Bank of Japan Governor Toshihiko Fukui said on Friday the pace of growth was slowing, as markets started pondering the risk of a Japanese rate cut.
Oil slipped more than $2 to end below $94 per barrel on Thursday, as concerns about a wider economic slowdown raised the possibility of weakening energy demand.
Nigeria’s main militant group, the Movement for the Emancipation of the Niger Delta, reportedly fired on six oil industry ships today and threatened an attack that will cause an “economic tsunami” in the world’s oil market.
Traders are looking at the latest retail sales figures and thinking twice about snapping up crude. According to Thompson Financials combined retail index, November and December sales stalled to 2004 level.
Royal Dutch Shell execs have been talking about the impact of high oil prices on future energy projects--but the company continues to press on with plans despite headwinds facing the sector. “Increasing supply is best way to affect the price,” says Shell Oil President John Hofmeister.
U.S. mortgage applications sank last week to the lowest level since the end of last year despite falling borrowing costs, an industry trade group said Thursday.
The euro climbed across the board Thursday, after European Central Bank President Jean Claude-Trichet flagged more interest rate increases in the euro zone, citing lingering inflation pressures.
We won't see it here in the states anytime soon and there are still plenty of questions about how much of a market there is for this pint size car. Still, the new Nano by Tata is getting big buzz. The company unveiled the car yesterday in India, and since its reveal I've been inundated with questions from other bloggers...
The European Central Bank left interest rates unchanged on Thursday amid continuing uncertainty regarding the outlook for the economy.
Inventories at U.S. wholesalers rose 0.6 percent in November, but they did not keep pace with sales, which saw the biggest monthly increase in more than two years on rising petroleum prices, the government reported Thursday.
The Bank of England left interest rates on hold at 5.5 percent Thursday, despite clear signs of weakness in the retail and housing sectors.

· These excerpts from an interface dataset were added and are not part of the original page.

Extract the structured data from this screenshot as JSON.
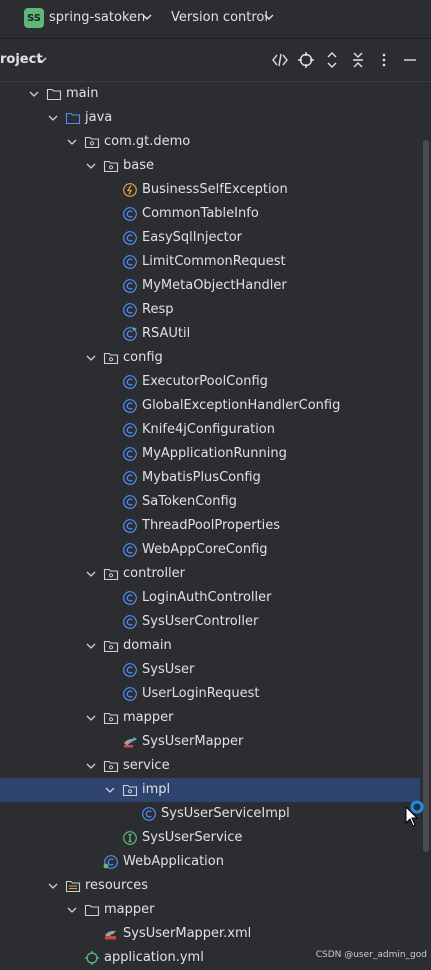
{
  "titlebar": {
    "badge": "SS",
    "project_name": "spring-satoken",
    "vcs_menu": "Version control"
  },
  "panel": {
    "title": "roject"
  },
  "tree": [
    {
      "label": "main",
      "depth": 0,
      "expanded": true,
      "icon": "folder-icon"
    },
    {
      "label": "java",
      "depth": 1,
      "expanded": true,
      "icon": "source-folder-icon"
    },
    {
      "label": "com.gt.demo",
      "depth": 2,
      "expanded": true,
      "icon": "package-icon"
    },
    {
      "label": "base",
      "depth": 3,
      "expanded": true,
      "icon": "package-icon"
    },
    {
      "label": "BusinessSelfException",
      "depth": 4,
      "icon": "exception-class-icon"
    },
    {
      "label": "CommonTableInfo",
      "depth": 4,
      "icon": "class-icon"
    },
    {
      "label": "EasySqlInjector",
      "depth": 4,
      "icon": "class-icon"
    },
    {
      "label": "LimitCommonRequest",
      "depth": 4,
      "icon": "class-icon"
    },
    {
      "label": "MyMetaObjectHandler",
      "depth": 4,
      "icon": "class-icon"
    },
    {
      "label": "Resp",
      "depth": 4,
      "icon": "class-icon"
    },
    {
      "label": "RSAUtil",
      "depth": 4,
      "icon": "class-runnable-icon"
    },
    {
      "label": "config",
      "depth": 3,
      "expanded": true,
      "icon": "package-icon"
    },
    {
      "label": "ExecutorPoolConfig",
      "depth": 4,
      "icon": "class-icon"
    },
    {
      "label": "GlobalExceptionHandlerConfig",
      "depth": 4,
      "icon": "class-icon"
    },
    {
      "label": "Knife4jConfiguration",
      "depth": 4,
      "icon": "class-icon"
    },
    {
      "label": "MyApplicationRunning",
      "depth": 4,
      "icon": "class-icon"
    },
    {
      "label": "MybatisPlusConfig",
      "depth": 4,
      "icon": "class-icon"
    },
    {
      "label": "SaTokenConfig",
      "depth": 4,
      "icon": "class-icon"
    },
    {
      "label": "ThreadPoolProperties",
      "depth": 4,
      "icon": "class-icon"
    },
    {
      "label": "WebAppCoreConfig",
      "depth": 4,
      "icon": "class-icon"
    },
    {
      "label": "controller",
      "depth": 3,
      "expanded": true,
      "icon": "package-icon"
    },
    {
      "label": "LoginAuthController",
      "depth": 4,
      "icon": "class-icon"
    },
    {
      "label": "SysUserController",
      "depth": 4,
      "icon": "class-icon"
    },
    {
      "label": "domain",
      "depth": 3,
      "expanded": true,
      "icon": "package-icon"
    },
    {
      "label": "SysUser",
      "depth": 4,
      "icon": "class-icon"
    },
    {
      "label": "UserLoginRequest",
      "depth": 4,
      "icon": "class-icon"
    },
    {
      "label": "mapper",
      "depth": 3,
      "expanded": true,
      "icon": "package-icon"
    },
    {
      "label": "SysUserMapper",
      "depth": 4,
      "icon": "mybatis-mapper-icon"
    },
    {
      "label": "service",
      "depth": 3,
      "expanded": true,
      "icon": "package-icon"
    },
    {
      "label": "impl",
      "depth": 4,
      "expanded": true,
      "icon": "package-icon",
      "selected": true
    },
    {
      "label": "SysUserServiceImpl",
      "depth": 5,
      "icon": "class-icon"
    },
    {
      "label": "SysUserService",
      "depth": 4,
      "icon": "interface-icon"
    },
    {
      "label": "WebApplication",
      "depth": 3,
      "icon": "spring-boot-app-icon"
    },
    {
      "label": "resources",
      "depth": 1,
      "expanded": true,
      "icon": "resources-folder-icon"
    },
    {
      "label": "mapper",
      "depth": 2,
      "expanded": true,
      "icon": "folder-icon"
    },
    {
      "label": "SysUserMapper.xml",
      "depth": 3,
      "icon": "mybatis-xml-icon"
    },
    {
      "label": "application.yml",
      "depth": 2,
      "icon": "yaml-config-icon"
    }
  ],
  "watermark": "CSDN @user_admin_god",
  "colors": {
    "background": "#2b2d30",
    "selection": "#2e436e",
    "class_icon": "#548af7",
    "badge": "#5fb87a",
    "interface_icon": "#5fb87a"
  }
}
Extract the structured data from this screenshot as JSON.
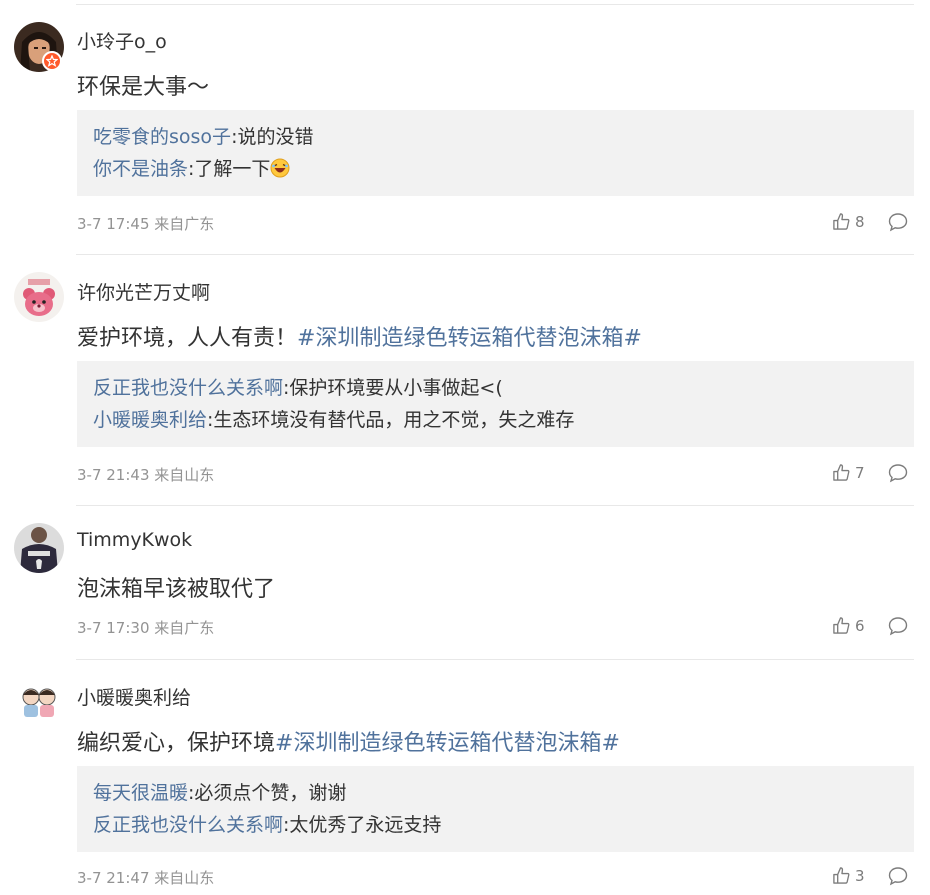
{
  "comments": [
    {
      "username": "小玲子o_o",
      "verified": true,
      "text": "环保是大事～",
      "topic": "",
      "replies": [
        {
          "user": "吃零食的soso子",
          "text": ":说的没错"
        },
        {
          "user": "你不是油条",
          "text": ":了解一下"
        }
      ],
      "time": "3-7 17:45 来自广东",
      "likes": "8"
    },
    {
      "username": "许你光芒万丈啊",
      "verified": false,
      "text": "爱护环境，人人有责！",
      "topic": "#深圳制造绿色转运箱代替泡沫箱#",
      "replies": [
        {
          "user": "反正我也没什么关系啊",
          "text": ":保护环境要从小事做起<("
        },
        {
          "user": "小暖暖奥利给",
          "text": ":生态环境没有替代品，用之不觉，失之难存"
        }
      ],
      "time": "3-7 21:43 来自山东",
      "likes": "7"
    },
    {
      "username": "TimmyKwok",
      "verified": false,
      "text": "泡沫箱早该被取代了",
      "topic": "",
      "replies": [],
      "time": "3-7 17:30 来自广东",
      "likes": "6"
    },
    {
      "username": "小暖暖奥利给",
      "verified": false,
      "text": "编织爱心，保护环境",
      "topic": "#深圳制造绿色转运箱代替泡沫箱#",
      "replies": [
        {
          "user": "每天很温暖",
          "text": ":必须点个赞，谢谢"
        },
        {
          "user": "反正我也没什么关系啊",
          "text": ":太优秀了永远支持"
        }
      ],
      "time": "3-7 21:47 来自山东",
      "likes": "3"
    }
  ],
  "colors": {
    "link": "#50729c",
    "meta": "#939393",
    "reply_bg": "#f2f2f2",
    "badge": "#ff5a2c"
  },
  "icons": [
    "verified-badge-icon",
    "laughing-emoji-icon",
    "thumbs-up-icon",
    "comment-bubble-icon"
  ]
}
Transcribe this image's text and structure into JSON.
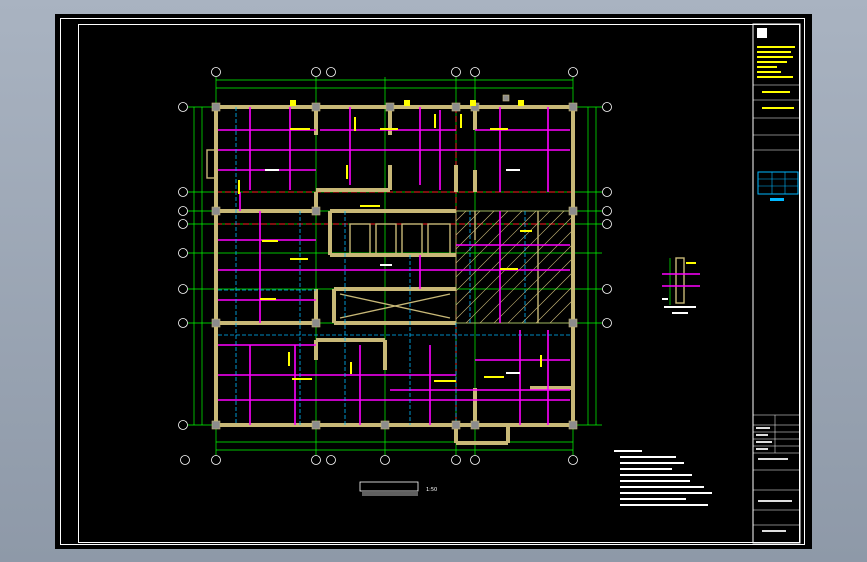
{
  "drawing": {
    "axis_marks_top": [
      "①",
      "②",
      "③",
      "④",
      "⑤",
      "⑥"
    ],
    "axis_marks_bottom": [
      "①",
      "②",
      "③",
      "④",
      "⑤",
      "⑥"
    ],
    "axis_marks_left": [
      "Ⓐ",
      "Ⓑ",
      "Ⓒ",
      "Ⓓ",
      "Ⓔ",
      "Ⓕ",
      "Ⓖ",
      "Ⓗ"
    ],
    "axis_marks_right": [
      "Ⓐ",
      "Ⓑ",
      "Ⓒ",
      "Ⓓ",
      "Ⓔ",
      "Ⓕ"
    ],
    "title_scale": "1:50"
  },
  "colors": {
    "background": "#000000",
    "wall": "#c8b877",
    "beam": "#ff00ff",
    "axis": "#00ff00",
    "red_dash": "#ff2020",
    "annotation": "#ffff00",
    "cyan": "#00b8ff",
    "white": "#ffffff"
  },
  "icons": {
    "column": "grey-square",
    "axis_bubble": "circle-marker"
  }
}
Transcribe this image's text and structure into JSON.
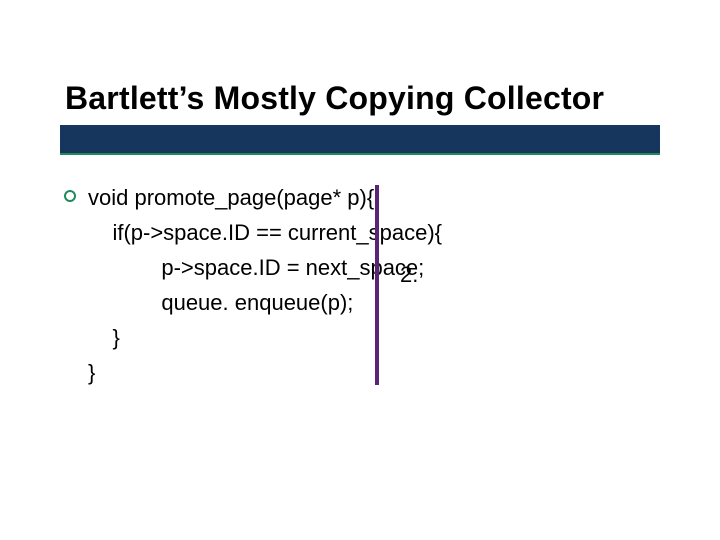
{
  "slide": {
    "title": "Bartlett’s Mostly Copying Collector",
    "code": {
      "l1": "void promote_page(page* p){",
      "l2": "    if(p->space.ID == current_space){",
      "l3": "            p->space.ID = next_space;",
      "l4": "            queue. enqueue(p);",
      "l5": "    }",
      "l6": "}"
    },
    "annotation": "2."
  },
  "colors": {
    "underline_dark": "#17365d",
    "underline_accent": "#1f8a5b",
    "vline": "#5a2477"
  }
}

The Bank of England is likely to hold interest rates steady at 5.5 percent when it meets Thursday, analysts told CNBC.com, but it looks set to resume its monetary-easing strategy in February.